My wife is not blind, but I have run this identical scenario with her in case I have a heart attack or stroke or something.
Step 1: Put the car into neutral. Since the engine is still running, brakes and electronics will still work. Both our cars have typical automatic gear shifts and will go into neutral by simply pushing it forward out of drive.
Step 2: Activate emergency brake. Both our cars have mechanical handbrakes which are able to be activated from the center console. Some cars have e-brakes which are to the other side of the driver and cannot be reached by a passenger.
Step 3: Activate hazard flashers. Both of our cars hazard flasher switches are on the dash, and are reachable by the passenger, but our older truck had the switch on top of the steering column.
Step 4: Call 911 and hope for the best.
All of these should be possible in the majority of vehicles for most people who are legally blind, as long as they know where the controls are located. On the Ridgeline both the hazard and the gearshift are in those locations, I am not sure where the e-brake is located, most likely the driver footwell left side, so the passenger would not have access.
I am unsure if drivers safety aids will still function in N, but that is easy to test yourself.
It would not be safe to attempt to put the car into park at high speed. Most likely the transmission would ignore that attempt for safety reasons, but if it did lock the park pawl it could cause an uncontrolled spin of the vehicle.
Edit to address comments on e-brake
Most cars on the road have an emergency brake that connects a cable to a drum brake on the rear axle, and some have an electronic "park brake" that is not an emergency brake.
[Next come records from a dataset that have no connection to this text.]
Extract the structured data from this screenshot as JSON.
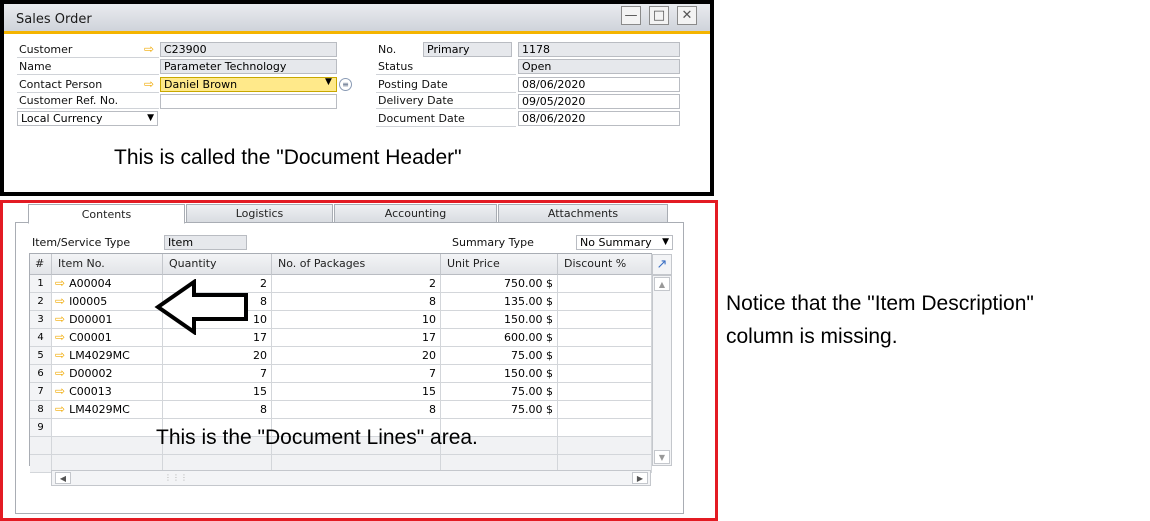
{
  "window": {
    "title": "Sales Order"
  },
  "header_left": {
    "customer_label": "Customer",
    "customer_value": "C23900",
    "name_label": "Name",
    "name_value": "Parameter Technology",
    "contact_label": "Contact Person",
    "contact_value": "Daniel Brown",
    "ref_label": "Customer Ref. No.",
    "ref_value": "",
    "currency_select": "Local Currency"
  },
  "header_right": {
    "no_label": "No.",
    "series_value": "Primary",
    "no_value": "1178",
    "status_label": "Status",
    "status_value": "Open",
    "posting_label": "Posting Date",
    "posting_value": "08/06/2020",
    "delivery_label": "Delivery Date",
    "delivery_value": "09/05/2020",
    "docdate_label": "Document Date",
    "docdate_value": "08/06/2020"
  },
  "annotations": {
    "header_note": "This is called the \"Document Header\"",
    "lines_note": "This is the \"Document Lines\" area.",
    "side_note_1": "Notice that the \"Item Description\"",
    "side_note_2": "column is missing."
  },
  "tabs": [
    {
      "label": "Contents"
    },
    {
      "label": "Logistics"
    },
    {
      "label": "Accounting"
    },
    {
      "label": "Attachments"
    }
  ],
  "contents": {
    "item_type_label": "Item/Service Type",
    "item_type_value": "Item",
    "summary_label": "Summary Type",
    "summary_value": "No Summary"
  },
  "grid": {
    "columns": [
      "#",
      "Item No.",
      "Quantity",
      "No. of Packages",
      "Unit Price",
      "Discount %"
    ],
    "rows": [
      {
        "n": "1",
        "item": "A00004",
        "qty": "2",
        "pkgs": "2",
        "price": "750.00 $"
      },
      {
        "n": "2",
        "item": "I00005",
        "qty": "8",
        "pkgs": "8",
        "price": "135.00 $"
      },
      {
        "n": "3",
        "item": "D00001",
        "qty": "10",
        "pkgs": "10",
        "price": "150.00 $"
      },
      {
        "n": "4",
        "item": "C00001",
        "qty": "17",
        "pkgs": "17",
        "price": "600.00 $"
      },
      {
        "n": "5",
        "item": "LM4029MC",
        "qty": "20",
        "pkgs": "20",
        "price": "75.00 $"
      },
      {
        "n": "6",
        "item": "D00002",
        "qty": "7",
        "pkgs": "7",
        "price": "150.00 $"
      },
      {
        "n": "7",
        "item": "C00013",
        "qty": "15",
        "pkgs": "15",
        "price": "75.00 $"
      },
      {
        "n": "8",
        "item": "LM4029MC",
        "qty": "8",
        "pkgs": "8",
        "price": "75.00 $"
      },
      {
        "n": "9",
        "item": "",
        "qty": "",
        "pkgs": "",
        "price": ""
      }
    ]
  },
  "colors": {
    "header_border": "#000000",
    "lines_border": "#e31b23",
    "accent": "#f4b400"
  }
}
For cars with a typical "hand brake" type emergency brake, these apply increasing brake force the harder they are pulled. A locking ratchet will keep the brake at that position until it is released. In my car, 1 click on the ratchet will not actually apply the brakes due to the free travel of the cable and mechanism, but it will turn on the brake lights. This is important because drivers behind you will have a visual cue as to your intentions before they can see the car is slowing down. Additional clicks on the ratchet provide increasing levels of brake force to the rear axle only, and allow safe and stable deceleration once you reach the correct click.
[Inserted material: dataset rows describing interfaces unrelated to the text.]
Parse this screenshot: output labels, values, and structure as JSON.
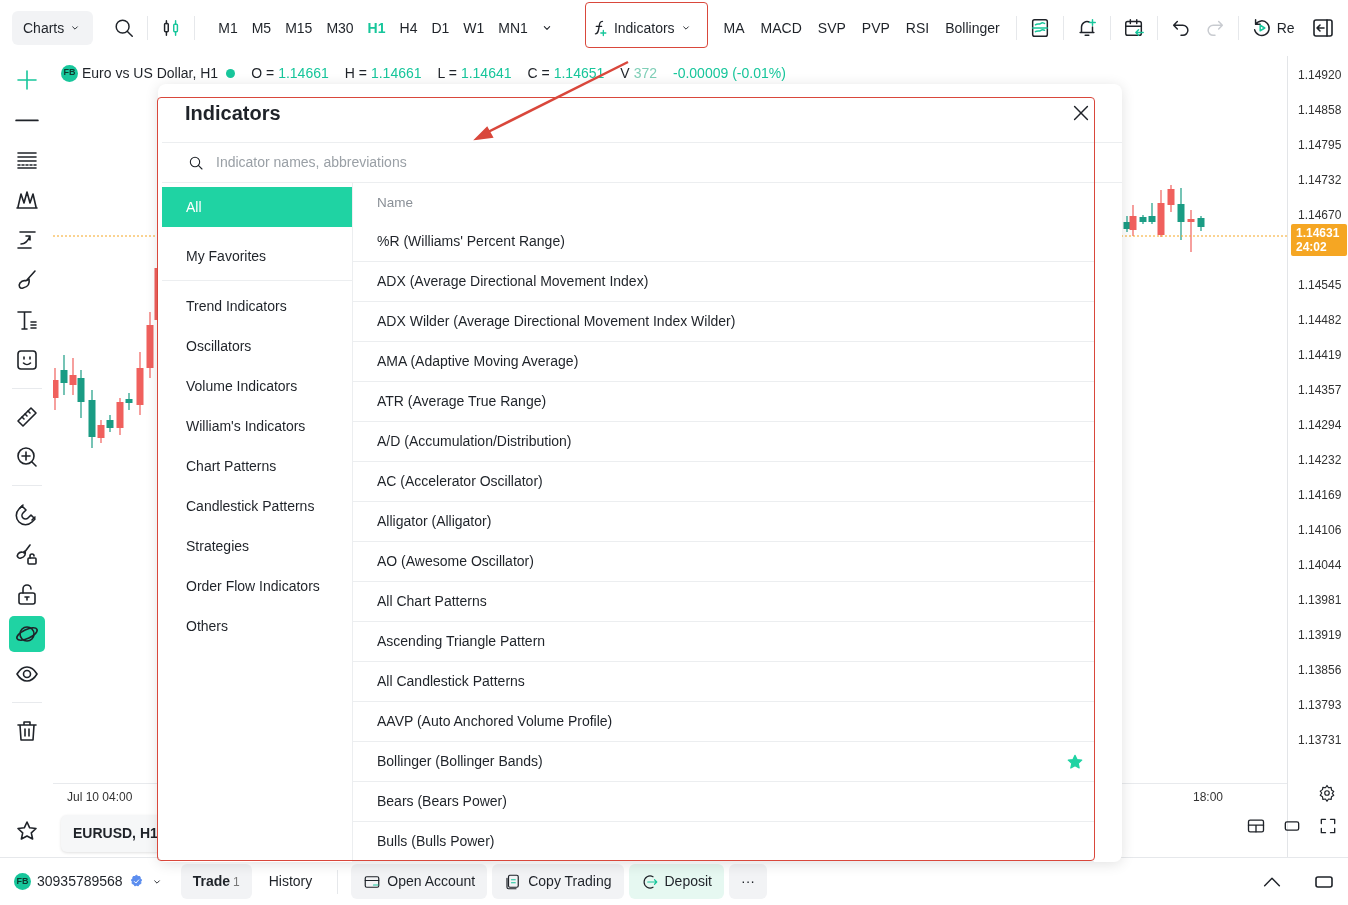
{
  "toolbar": {
    "charts_menu": "Charts",
    "timeframes": [
      {
        "label": "M1",
        "selected": false
      },
      {
        "label": "M5",
        "selected": false
      },
      {
        "label": "M15",
        "selected": false
      },
      {
        "label": "M30",
        "selected": false
      },
      {
        "label": "H1",
        "selected": true
      },
      {
        "label": "H4",
        "selected": false
      },
      {
        "label": "D1",
        "selected": false
      },
      {
        "label": "W1",
        "selected": false
      },
      {
        "label": "MN1",
        "selected": false
      }
    ],
    "indicators_button": "Indicators",
    "quick_indicators": [
      "MA",
      "MACD",
      "SVP",
      "PVP",
      "RSI",
      "Bollinger"
    ],
    "icons": [
      {
        "kind": "layout",
        "disabled": false
      },
      {
        "kind": "alert",
        "disabled": false
      },
      {
        "kind": "calendar",
        "disabled": false
      },
      {
        "kind": "undo",
        "disabled": false
      },
      {
        "kind": "redo",
        "disabled": true
      }
    ],
    "replay_label": "Re"
  },
  "drawing_tools": [
    [
      {
        "kind": "plus",
        "selected": false
      },
      {
        "kind": "line",
        "selected": false
      },
      {
        "kind": "lines",
        "selected": false
      },
      {
        "kind": "zigzag",
        "selected": false
      },
      {
        "kind": "arrow-line",
        "selected": false
      },
      {
        "kind": "brush",
        "selected": false
      },
      {
        "kind": "text",
        "selected": false
      },
      {
        "kind": "smiley",
        "selected": false
      }
    ],
    [
      {
        "kind": "ruler",
        "selected": false
      },
      {
        "kind": "zoom-in",
        "selected": false
      }
    ],
    [
      {
        "kind": "magnet",
        "selected": false
      },
      {
        "kind": "brush-lock",
        "selected": false
      },
      {
        "kind": "unlock",
        "selected": false
      },
      {
        "kind": "planet",
        "selected": true
      },
      {
        "kind": "eye",
        "selected": false
      }
    ],
    [
      {
        "kind": "trash",
        "selected": false
      }
    ]
  ],
  "symbol_bar": {
    "badge": "FB",
    "name": "Euro vs US Dollar, H1",
    "ohlc": [
      {
        "label": "O =",
        "value": "1.14661"
      },
      {
        "label": "H =",
        "value": "1.14661"
      },
      {
        "label": "L =",
        "value": "1.14641"
      },
      {
        "label": "C =",
        "value": "1.14651"
      }
    ],
    "volume_label": "V",
    "volume": "372",
    "change": "-0.00009 (-0.01%)"
  },
  "price_axis": {
    "ticks_above": [
      "1.14920",
      "1.14858",
      "1.14795",
      "1.14732",
      "1.14670"
    ],
    "ticks_below": [
      "1.14545",
      "1.14482",
      "1.14419",
      "1.14357",
      "1.14294",
      "1.14232",
      "1.14169",
      "1.14106",
      "1.14044",
      "1.13981",
      "1.13919",
      "1.13856",
      "1.13793",
      "1.13731"
    ],
    "current_price": "1.14631",
    "countdown": "24:02"
  },
  "time_axis": [
    "Jul 10 04:00",
    "18:00"
  ],
  "symbol_tab": "EURUSD, H1",
  "dialog": {
    "title": "Indicators",
    "search_placeholder": "Indicator names, abbreviations",
    "categories": [
      {
        "label": "All",
        "selected": true
      },
      {
        "label": "My Favorites",
        "selected": false
      },
      {
        "label": "Trend Indicators",
        "selected": false
      },
      {
        "label": "Oscillators",
        "selected": false
      },
      {
        "label": "Volume Indicators",
        "selected": false
      },
      {
        "label": "William's Indicators",
        "selected": false
      },
      {
        "label": "Chart Patterns",
        "selected": false
      },
      {
        "label": "Candlestick Patterns",
        "selected": false
      },
      {
        "label": "Strategies",
        "selected": false
      },
      {
        "label": "Order Flow Indicators",
        "selected": false
      },
      {
        "label": "Others",
        "selected": false
      }
    ],
    "column_header": "Name",
    "items": [
      {
        "name": "%R (Williams' Percent Range)",
        "favorite": false
      },
      {
        "name": "ADX (Average Directional Movement Index)",
        "favorite": false
      },
      {
        "name": "ADX Wilder (Average Directional Movement Index Wilder)",
        "favorite": false
      },
      {
        "name": "AMA (Adaptive Moving Average)",
        "favorite": false
      },
      {
        "name": "ATR (Average True Range)",
        "favorite": false
      },
      {
        "name": "A/D (Accumulation/Distribution)",
        "favorite": false
      },
      {
        "name": "AC (Accelerator Oscillator)",
        "favorite": false
      },
      {
        "name": "Alligator (Alligator)",
        "favorite": false
      },
      {
        "name": "AO (Awesome Oscillator)",
        "favorite": false
      },
      {
        "name": "All Chart Patterns",
        "favorite": false
      },
      {
        "name": "Ascending Triangle Pattern",
        "favorite": false
      },
      {
        "name": "All Candlestick Patterns",
        "favorite": false
      },
      {
        "name": "AAVP (Auto Anchored Volume Profile)",
        "favorite": false
      },
      {
        "name": "Bollinger (Bollinger Bands)",
        "favorite": true
      },
      {
        "name": "Bears (Bears Power)",
        "favorite": false
      },
      {
        "name": "Bulls (Bulls Power)",
        "favorite": false
      }
    ]
  },
  "bottom_bar": {
    "account_badge": "FB",
    "account": "30935789568",
    "tabs": [
      {
        "label": "Trade",
        "count": "1",
        "selected": true
      },
      {
        "label": "History",
        "selected": false
      }
    ],
    "actions": [
      {
        "kind": "open-account",
        "label": "Open Account"
      },
      {
        "kind": "copy-trading",
        "label": "Copy Trading"
      },
      {
        "kind": "deposit",
        "label": "Deposit"
      },
      {
        "kind": "more",
        "label": "···"
      }
    ]
  }
}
One of the reasons why hazard flashers is the 3rd step after neutral and brake, it that it is much faster to blindly slow the car down than it is to find the hazard flasher, a small button which may be flush with the dash. The time it takes to find the button, then slow down the car, may allow over 1000 feet of additional travel, potentially towards stopped or cross traffic.
For cars with electronic park brakes, some of them may work in an emergency. I think I tried that on a Mazda SUV, and it provided adequate brake force to slow the car down in a safe and stable manner. However not all cars may respond this way, you should be aware of how yours does ideally during a safe test drive at a dealer.